Great post. My turn: at my last reunion in Shogatsu 2006, the thing that I overwhelmingly noticed, as a guy who is inherently ambitious, that all of them had become very boring. Not that they were ever that exciting, but no one had real ambition to do great things in life. Many of the girls became school teachers, a few OLs, a few company workers — and then most of the guys had become pretty boring too, working at companies as standard salarymen, one high school gym teacher, and one chronically unemployed.
Of course, my US high school isn’t much different.
The character in question grew up on a Middle East battlefield and is later sent to Japan on a secret mission. He `lives war` and can`t so much as go to the loo without checking for claymore mines. He can`t function in regular soceity. This is pretty annoying in the regular Full Metal Panic series, but in the spoof series Fumofu, there is a fantastic Full Metal Jacket parody where the student decides to coach the local rugby team.
In any case, most young people interested in joining the SDF have some combinaton of weapon fetish, sincere desire to help people through disaster relief, and want of a stable job. `Rescue Wings` is an anime that actually has a very realistic depiction of Jieitai motivations and the life path in general.
`Of course, my US high school isn’t much different.`
Nobody in jail?

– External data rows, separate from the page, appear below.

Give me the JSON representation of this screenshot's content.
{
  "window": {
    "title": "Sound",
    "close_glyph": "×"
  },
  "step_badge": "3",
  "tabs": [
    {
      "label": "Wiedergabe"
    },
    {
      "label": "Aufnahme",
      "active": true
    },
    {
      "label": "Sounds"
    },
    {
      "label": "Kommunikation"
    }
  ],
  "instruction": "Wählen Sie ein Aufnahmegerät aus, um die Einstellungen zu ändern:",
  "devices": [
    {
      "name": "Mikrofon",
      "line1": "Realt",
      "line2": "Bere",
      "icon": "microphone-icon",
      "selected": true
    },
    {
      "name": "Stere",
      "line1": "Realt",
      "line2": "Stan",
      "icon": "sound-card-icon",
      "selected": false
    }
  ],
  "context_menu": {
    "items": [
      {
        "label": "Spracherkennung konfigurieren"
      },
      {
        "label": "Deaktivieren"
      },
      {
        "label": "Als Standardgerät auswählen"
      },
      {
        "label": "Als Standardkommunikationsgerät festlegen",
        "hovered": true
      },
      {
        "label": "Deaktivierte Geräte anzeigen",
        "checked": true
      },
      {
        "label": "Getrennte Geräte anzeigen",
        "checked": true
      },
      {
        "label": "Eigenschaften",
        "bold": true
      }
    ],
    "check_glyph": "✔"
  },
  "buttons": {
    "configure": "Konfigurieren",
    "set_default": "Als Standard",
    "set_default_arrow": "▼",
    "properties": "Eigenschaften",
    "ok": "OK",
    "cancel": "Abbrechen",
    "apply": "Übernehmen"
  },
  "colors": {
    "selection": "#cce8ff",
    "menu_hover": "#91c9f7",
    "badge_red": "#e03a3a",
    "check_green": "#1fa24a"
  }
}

My Canadian grade school class has produced 2 MDs, 3 PhDs, 3 guys in and out of jail, and 2 junkies (out of 20 students).
“My Canadian grade school class has produced 2 MDs, 3 PhDs, 3 guys in and out of jail, and 2 junkies (out of 20 students).”
Well, my junior high class has produced a more divergent — 3 PhDs, 3 lawyers, and 4 chronically unemployed, out of 18….
Some photos I got in Osaka yesterday:
(That’s the Rihga Royal Hotel in the background, very fancy place.)
I reckon Osaka is probably selling the land to a private-sector developer. It has to be very valuable–there are new developments springing up all around it. I almost couldn’t recognize anything on the walk from the train station to the school. A lot has changed in central Osaka in the last eight years.
Comments are closed.